> [Material provided]:
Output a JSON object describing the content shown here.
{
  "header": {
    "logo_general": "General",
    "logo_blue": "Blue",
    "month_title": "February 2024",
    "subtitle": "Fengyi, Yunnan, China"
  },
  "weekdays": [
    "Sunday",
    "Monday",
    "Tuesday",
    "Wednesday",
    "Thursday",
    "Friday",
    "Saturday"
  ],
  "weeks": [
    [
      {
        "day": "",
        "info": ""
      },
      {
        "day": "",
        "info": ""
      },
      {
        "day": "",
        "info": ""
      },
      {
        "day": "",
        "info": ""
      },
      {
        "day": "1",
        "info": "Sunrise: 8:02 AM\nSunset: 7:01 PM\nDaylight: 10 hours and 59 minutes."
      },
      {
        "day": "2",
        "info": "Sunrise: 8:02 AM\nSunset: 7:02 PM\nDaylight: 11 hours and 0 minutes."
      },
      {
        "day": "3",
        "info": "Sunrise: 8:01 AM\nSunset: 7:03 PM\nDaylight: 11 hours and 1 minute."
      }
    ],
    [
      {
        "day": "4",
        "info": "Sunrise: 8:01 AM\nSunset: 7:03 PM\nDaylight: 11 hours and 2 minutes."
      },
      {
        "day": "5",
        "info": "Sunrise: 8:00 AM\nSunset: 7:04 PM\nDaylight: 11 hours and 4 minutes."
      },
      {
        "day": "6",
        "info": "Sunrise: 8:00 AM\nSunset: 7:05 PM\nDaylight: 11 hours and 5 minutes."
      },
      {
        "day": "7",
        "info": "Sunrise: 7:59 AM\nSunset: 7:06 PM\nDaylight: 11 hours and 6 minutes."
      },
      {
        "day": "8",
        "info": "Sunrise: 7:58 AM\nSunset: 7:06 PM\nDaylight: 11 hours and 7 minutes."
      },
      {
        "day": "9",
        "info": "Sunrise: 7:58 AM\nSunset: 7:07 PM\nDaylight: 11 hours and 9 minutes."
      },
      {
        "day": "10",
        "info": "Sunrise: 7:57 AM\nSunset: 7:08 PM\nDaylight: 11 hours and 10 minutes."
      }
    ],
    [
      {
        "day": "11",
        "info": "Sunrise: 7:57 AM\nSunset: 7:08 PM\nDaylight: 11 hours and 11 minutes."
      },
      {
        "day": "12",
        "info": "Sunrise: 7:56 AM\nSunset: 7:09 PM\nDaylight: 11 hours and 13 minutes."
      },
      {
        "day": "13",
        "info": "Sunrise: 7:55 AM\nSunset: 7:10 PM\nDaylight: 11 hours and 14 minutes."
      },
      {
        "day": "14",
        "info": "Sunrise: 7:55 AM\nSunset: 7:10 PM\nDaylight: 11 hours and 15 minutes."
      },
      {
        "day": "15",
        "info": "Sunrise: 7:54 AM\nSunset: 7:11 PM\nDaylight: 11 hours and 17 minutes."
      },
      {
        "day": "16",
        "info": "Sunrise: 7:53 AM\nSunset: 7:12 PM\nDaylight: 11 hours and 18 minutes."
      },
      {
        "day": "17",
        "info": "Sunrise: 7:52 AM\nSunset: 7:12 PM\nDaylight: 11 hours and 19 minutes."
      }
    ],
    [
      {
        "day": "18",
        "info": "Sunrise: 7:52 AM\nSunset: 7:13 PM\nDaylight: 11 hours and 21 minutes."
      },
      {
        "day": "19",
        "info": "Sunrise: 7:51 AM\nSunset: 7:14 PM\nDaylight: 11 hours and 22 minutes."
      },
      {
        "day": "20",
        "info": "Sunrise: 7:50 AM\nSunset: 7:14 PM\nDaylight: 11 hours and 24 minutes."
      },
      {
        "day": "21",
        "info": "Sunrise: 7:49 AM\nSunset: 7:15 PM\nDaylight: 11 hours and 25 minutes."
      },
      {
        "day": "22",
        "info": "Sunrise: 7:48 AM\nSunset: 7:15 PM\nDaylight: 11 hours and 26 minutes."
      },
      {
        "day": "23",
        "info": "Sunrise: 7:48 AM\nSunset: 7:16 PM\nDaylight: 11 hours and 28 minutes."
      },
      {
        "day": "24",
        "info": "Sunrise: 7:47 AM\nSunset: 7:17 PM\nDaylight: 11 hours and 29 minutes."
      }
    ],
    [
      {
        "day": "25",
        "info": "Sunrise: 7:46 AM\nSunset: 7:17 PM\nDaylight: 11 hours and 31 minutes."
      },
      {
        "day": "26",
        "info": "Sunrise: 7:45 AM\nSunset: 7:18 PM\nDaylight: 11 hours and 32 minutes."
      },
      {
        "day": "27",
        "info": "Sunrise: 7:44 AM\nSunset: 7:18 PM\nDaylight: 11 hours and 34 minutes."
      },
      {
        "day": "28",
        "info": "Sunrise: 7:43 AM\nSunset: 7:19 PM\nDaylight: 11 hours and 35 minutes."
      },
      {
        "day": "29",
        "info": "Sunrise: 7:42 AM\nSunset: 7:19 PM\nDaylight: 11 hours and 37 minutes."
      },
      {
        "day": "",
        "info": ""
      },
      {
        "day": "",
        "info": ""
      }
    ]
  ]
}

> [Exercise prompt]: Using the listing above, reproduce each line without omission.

> [Output below]:
Output a JSON object describing the content shown here.
{
  "header": {
    "logo_general": "General",
    "logo_blue": "Blue",
    "month_title": "February 2024",
    "subtitle": "Fengyi, Yunnan, China"
  },
  "weekdays": [
    "Sunday",
    "Monday",
    "Tuesday",
    "Wednesday",
    "Thursday",
    "Friday",
    "Saturday"
  ],
  "weeks": [
    [
      {
        "day": "",
        "info": ""
      },
      {
        "day": "",
        "info": ""
      },
      {
        "day": "",
        "info": ""
      },
      {
        "day": "",
        "info": ""
      },
      {
        "day": "1",
        "info": "Sunrise: 8:02 AM\nSunset: 7:01 PM\nDaylight: 10 hours and 59 minutes."
      },
      {
        "day": "2",
        "info": "Sunrise: 8:02 AM\nSunset: 7:02 PM\nDaylight: 11 hours and 0 minutes."
      },
      {
        "day": "3",
        "info": "Sunrise: 8:01 AM\nSunset: 7:03 PM\nDaylight: 11 hours and 1 minute."
      }
    ],
    [
      {
        "day": "4",
        "info": "Sunrise: 8:01 AM\nSunset: 7:03 PM\nDaylight: 11 hours and 2 minutes."
      },
      {
        "day": "5",
        "info": "Sunrise: 8:00 AM\nSunset: 7:04 PM\nDaylight: 11 hours and 4 minutes."
      },
      {
        "day": "6",
        "info": "Sunrise: 8:00 AM\nSunset: 7:05 PM\nDaylight: 11 hours and 5 minutes."
      },
      {
        "day": "7",
        "info": "Sunrise: 7:59 AM\nSunset: 7:06 PM\nDaylight: 11 hours and 6 minutes."
      },
      {
        "day": "8",
        "info": "Sunrise: 7:58 AM\nSunset: 7:06 PM\nDaylight: 11 hours and 7 minutes."
      },
      {
        "day": "9",
        "info": "Sunrise: 7:58 AM\nSunset: 7:07 PM\nDaylight: 11 hours and 9 minutes."
      },
      {
        "day": "10",
        "info": "Sunrise: 7:57 AM\nSunset: 7:08 PM\nDaylight: 11 hours and 10 minutes."
      }
    ],
    [
      {
        "day": "11",
        "info": "Sunrise: 7:57 AM\nSunset: 7:08 PM\nDaylight: 11 hours and 11 minutes."
      },
      {
        "day": "12",
        "info": "Sunrise: 7:56 AM\nSunset: 7:09 PM\nDaylight: 11 hours and 13 minutes."
      },
      {
        "day": "13",
        "info": "Sunrise: 7:55 AM\nSunset: 7:10 PM\nDaylight: 11 hours and 14 minutes."
      },
      {
        "day": "14",
        "info": "Sunrise: 7:55 AM\nSunset: 7:10 PM\nDaylight: 11 hours and 15 minutes."
      },
      {
        "day": "15",
        "info": "Sunrise: 7:54 AM\nSunset: 7:11 PM\nDaylight: 11 hours and 17 minutes."
      },
      {
        "day": "16",
        "info": "Sunrise: 7:53 AM\nSunset: 7:12 PM\nDaylight: 11 hours and 18 minutes."
      },
      {
        "day": "17",
        "info": "Sunrise: 7:52 AM\nSunset: 7:12 PM\nDaylight: 11 hours and 19 minutes."
      }
    ],
    [
      {
        "day": "18",
        "info": "Sunrise: 7:52 AM\nSunset: 7:13 PM\nDaylight: 11 hours and 21 minutes."
      },
      {
        "day": "19",
        "info": "Sunrise: 7:51 AM\nSunset: 7:14 PM\nDaylight: 11 hours and 22 minutes."
      },
      {
        "day": "20",
        "info": "Sunrise: 7:50 AM\nSunset: 7:14 PM\nDaylight: 11 hours and 24 minutes."
      },
      {
        "day": "21",
        "info": "Sunrise: 7:49 AM\nSunset: 7:15 PM\nDaylight: 11 hours and 25 minutes."
      },
      {
        "day": "22",
        "info": "Sunrise: 7:48 AM\nSunset: 7:15 PM\nDaylight: 11 hours and 26 minutes."
      },
      {
        "day": "23",
        "info": "Sunrise: 7:48 AM\nSunset: 7:16 PM\nDaylight: 11 hours and 28 minutes."
      },
      {
        "day": "24",
        "info": "Sunrise: 7:47 AM\nSunset: 7:17 PM\nDaylight: 11 hours and 29 minutes."
      }
    ],
    [
      {
        "day": "25",
        "info": "Sunrise: 7:46 AM\nSunset: 7:17 PM\nDaylight: 11 hours and 31 minutes."
      },
      {
        "day": "26",
        "info": "Sunrise: 7:45 AM\nSunset: 7:18 PM\nDaylight: 11 hours and 32 minutes."
      },
      {
        "day": "27",
        "info": "Sunrise: 7:44 AM\nSunset: 7:18 PM\nDaylight: 11 hours and 34 minutes."
      },
      {
        "day": "28",
        "info": "Sunrise: 7:43 AM\nSunset: 7:19 PM\nDaylight: 11 hours and 35 minutes."
      },
      {
        "day": "29",
        "info": "Sunrise: 7:42 AM\nSunset: 7:19 PM\nDaylight: 11 hours and 37 minutes."
      },
      {
        "day": "",
        "info": ""
      },
      {
        "day": "",
        "info": ""
      }
    ]
  ]
}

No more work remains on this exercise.